On the 4th I sent trains down from Brookfield to bring up Colonel Williams' force. About 11 a. m. I received a dispatch from Colonel Williams asking re-enforcements; that he was surrounded by some 3,00 men. I answered by telegraph that I would come down with 350 men to assist him and to hold the place. Shortly after I received another dispatch that the enemy had opened fire with two pieces of artillery. I ordered that the troops charge at once and take the battery.
These dispatches were received at Shelbina. I hurried forward the embarkation of the men at Brookfield, and started as rapidly as possible. On arriving at Macon City, I learned by telegraph that Colonel Williams' force had abandoned Shelbina, and were then near Clarence, 12 miles east of Macon. As it was now near night, I concluded to wait for their arrival. They came up about 8 p. m. I sent for Colonel Williams and the officers of the Second Kansas Regiment, and demanded the reasons for withdrawal. Colonel Bair and Major Cloud stated that they had insisted on the abandonment of the place against Colonel Williams' consent; that they considered the order to charge the battery impracticable. They further informed me that their time of service was out; that by orders from General Fremont they were on their way home to reorganize the regiment; showed me Major-General Fremont's orders for their transportation west, and demanded transportation accordingly. I requested them as a matter of justice to Colonel Williams to put their statement into writing, which was done, and a copy of which is hereto attached.
In the morning of the 6th I ordered down the balance of my force from Brookfield, and sent the Second Kansas west. Great delay occurred in obtaining the necessary timber and material for the repair of the road, which we had ascertained to be very much torn up in the neighborhood of Shelbina, especially as the engineers refused to run after dark.
On the morning of the 7th of September, having collected the necessary material, and taking under my command the Third Iowa and two hundred men of the Illinois Sixteenth, I started east one the road and worked through without opposition, but with considerable delay, to Shelbina, where I had the honor of opening communications with you. I was in hopes that the Second Kansas would have remained with the command, but did not consider that I had any authority to order them to do so. As Brookfield was, in my judgment, much exposed to attack, and had a large amount of Government property, I requested them to remain and guard that point. This they also declined, but afterwards, on arriving at the post, concluded to do so.
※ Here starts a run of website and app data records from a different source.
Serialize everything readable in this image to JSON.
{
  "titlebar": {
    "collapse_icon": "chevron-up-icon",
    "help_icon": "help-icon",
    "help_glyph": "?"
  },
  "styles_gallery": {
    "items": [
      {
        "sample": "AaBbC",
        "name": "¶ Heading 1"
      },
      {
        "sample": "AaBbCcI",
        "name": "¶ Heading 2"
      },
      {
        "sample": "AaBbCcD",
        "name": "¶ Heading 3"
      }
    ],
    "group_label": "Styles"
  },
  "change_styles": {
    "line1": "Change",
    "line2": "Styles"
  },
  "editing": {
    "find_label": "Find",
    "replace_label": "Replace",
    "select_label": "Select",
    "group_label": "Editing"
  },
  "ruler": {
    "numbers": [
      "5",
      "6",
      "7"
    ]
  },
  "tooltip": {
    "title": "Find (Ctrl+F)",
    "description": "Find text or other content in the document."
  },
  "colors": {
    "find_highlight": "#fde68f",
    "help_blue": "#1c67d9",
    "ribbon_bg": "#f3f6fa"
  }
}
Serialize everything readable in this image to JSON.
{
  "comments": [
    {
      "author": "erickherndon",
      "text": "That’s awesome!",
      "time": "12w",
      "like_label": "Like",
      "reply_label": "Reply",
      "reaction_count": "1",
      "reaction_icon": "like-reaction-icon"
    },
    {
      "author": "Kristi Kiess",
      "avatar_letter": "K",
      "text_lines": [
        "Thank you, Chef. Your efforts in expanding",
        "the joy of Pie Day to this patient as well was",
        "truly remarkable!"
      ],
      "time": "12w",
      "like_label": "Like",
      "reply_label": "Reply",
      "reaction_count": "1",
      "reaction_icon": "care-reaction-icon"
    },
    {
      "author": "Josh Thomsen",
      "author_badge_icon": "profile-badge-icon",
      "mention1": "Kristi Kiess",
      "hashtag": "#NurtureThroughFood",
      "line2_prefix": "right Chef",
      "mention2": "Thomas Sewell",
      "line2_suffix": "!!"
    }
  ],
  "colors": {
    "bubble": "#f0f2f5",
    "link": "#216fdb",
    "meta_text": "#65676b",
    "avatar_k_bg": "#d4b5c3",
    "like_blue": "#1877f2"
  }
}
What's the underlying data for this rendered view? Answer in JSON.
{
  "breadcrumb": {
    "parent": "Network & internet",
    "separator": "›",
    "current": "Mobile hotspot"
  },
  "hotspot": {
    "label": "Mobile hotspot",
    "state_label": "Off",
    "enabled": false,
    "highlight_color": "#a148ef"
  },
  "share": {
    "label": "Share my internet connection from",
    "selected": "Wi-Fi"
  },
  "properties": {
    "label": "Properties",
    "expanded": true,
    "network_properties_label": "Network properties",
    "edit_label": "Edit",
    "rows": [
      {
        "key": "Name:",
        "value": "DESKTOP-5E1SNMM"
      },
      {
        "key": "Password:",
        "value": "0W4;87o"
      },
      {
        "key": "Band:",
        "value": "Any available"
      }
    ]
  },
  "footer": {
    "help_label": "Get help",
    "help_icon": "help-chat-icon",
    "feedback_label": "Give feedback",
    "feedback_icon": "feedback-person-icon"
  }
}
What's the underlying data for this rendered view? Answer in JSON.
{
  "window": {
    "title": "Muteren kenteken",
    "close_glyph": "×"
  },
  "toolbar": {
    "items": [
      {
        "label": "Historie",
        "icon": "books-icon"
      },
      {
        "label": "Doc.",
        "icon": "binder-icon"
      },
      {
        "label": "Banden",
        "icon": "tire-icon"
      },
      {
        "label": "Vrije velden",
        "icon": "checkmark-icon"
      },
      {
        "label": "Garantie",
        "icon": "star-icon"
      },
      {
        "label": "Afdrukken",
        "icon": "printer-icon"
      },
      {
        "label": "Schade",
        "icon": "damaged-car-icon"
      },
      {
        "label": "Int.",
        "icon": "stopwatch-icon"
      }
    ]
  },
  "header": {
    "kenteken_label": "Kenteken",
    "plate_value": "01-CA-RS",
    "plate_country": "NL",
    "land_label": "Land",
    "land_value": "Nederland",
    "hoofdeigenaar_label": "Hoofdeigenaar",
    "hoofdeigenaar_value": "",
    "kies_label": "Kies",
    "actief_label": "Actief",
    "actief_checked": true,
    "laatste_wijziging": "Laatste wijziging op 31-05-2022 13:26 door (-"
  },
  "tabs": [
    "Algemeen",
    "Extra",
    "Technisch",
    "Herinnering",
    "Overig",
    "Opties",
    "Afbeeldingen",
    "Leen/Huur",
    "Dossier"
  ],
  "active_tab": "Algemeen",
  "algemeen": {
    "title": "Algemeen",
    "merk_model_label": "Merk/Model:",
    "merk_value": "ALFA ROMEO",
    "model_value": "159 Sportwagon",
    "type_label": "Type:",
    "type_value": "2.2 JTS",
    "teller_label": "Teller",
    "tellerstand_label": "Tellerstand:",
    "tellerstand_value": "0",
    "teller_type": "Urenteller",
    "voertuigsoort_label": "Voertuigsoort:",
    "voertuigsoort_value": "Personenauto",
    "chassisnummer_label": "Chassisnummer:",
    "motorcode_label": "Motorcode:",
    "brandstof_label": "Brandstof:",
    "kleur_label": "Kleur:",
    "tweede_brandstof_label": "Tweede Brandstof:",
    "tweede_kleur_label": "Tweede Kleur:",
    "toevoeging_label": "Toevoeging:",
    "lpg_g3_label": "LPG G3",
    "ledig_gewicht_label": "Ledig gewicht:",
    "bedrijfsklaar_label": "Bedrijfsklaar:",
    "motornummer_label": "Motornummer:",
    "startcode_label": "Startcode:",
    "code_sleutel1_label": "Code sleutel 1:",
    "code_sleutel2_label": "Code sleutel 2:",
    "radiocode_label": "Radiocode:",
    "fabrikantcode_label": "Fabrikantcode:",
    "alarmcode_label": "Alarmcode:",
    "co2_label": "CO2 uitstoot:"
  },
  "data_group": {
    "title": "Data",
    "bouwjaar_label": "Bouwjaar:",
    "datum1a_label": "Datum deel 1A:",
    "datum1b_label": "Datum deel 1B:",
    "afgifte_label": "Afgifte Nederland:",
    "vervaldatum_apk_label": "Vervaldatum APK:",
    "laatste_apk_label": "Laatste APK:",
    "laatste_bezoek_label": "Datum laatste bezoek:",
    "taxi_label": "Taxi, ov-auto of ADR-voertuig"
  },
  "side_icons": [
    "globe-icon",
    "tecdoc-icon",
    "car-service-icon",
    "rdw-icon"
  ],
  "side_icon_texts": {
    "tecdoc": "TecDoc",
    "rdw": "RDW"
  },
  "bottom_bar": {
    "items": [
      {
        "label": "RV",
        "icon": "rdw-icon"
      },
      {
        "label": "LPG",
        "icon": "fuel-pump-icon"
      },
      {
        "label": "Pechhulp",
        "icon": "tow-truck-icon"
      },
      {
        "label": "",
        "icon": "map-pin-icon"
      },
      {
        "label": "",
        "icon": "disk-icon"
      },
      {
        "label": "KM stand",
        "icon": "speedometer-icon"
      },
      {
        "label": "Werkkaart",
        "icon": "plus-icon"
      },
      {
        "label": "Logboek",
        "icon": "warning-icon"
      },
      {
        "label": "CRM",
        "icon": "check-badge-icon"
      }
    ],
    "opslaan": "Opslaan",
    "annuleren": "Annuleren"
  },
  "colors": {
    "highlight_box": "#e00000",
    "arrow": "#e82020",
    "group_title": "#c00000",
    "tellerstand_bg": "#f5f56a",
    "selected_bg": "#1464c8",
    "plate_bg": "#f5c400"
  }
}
It appears from Colonel Williams' statement that he had only 280 of his own men; that he was willing to hold Shelbina, and wholly refused to abandon it, but was compelled to do so by the action of the Second Kansas.
The only casualty that occurred at Shelbina was that Captain McClure, of the Second Kansas, lost his foot by a cannon ball. I learned from good sources at that point that at least seven of the enemy were killed. The force was commanded by Martin E. Green, the same that was at Philadelphia, and fell away from that point before the advance of Moore and Smith, re-enforced largely by sudden levies from Monroe, Marion, and Ralls Counties. Their numbers I only gather from the reports made to me. I do not think that Green had of his own command more than 1,200.
It is my opinion that Shelbina could have been held, but the fault of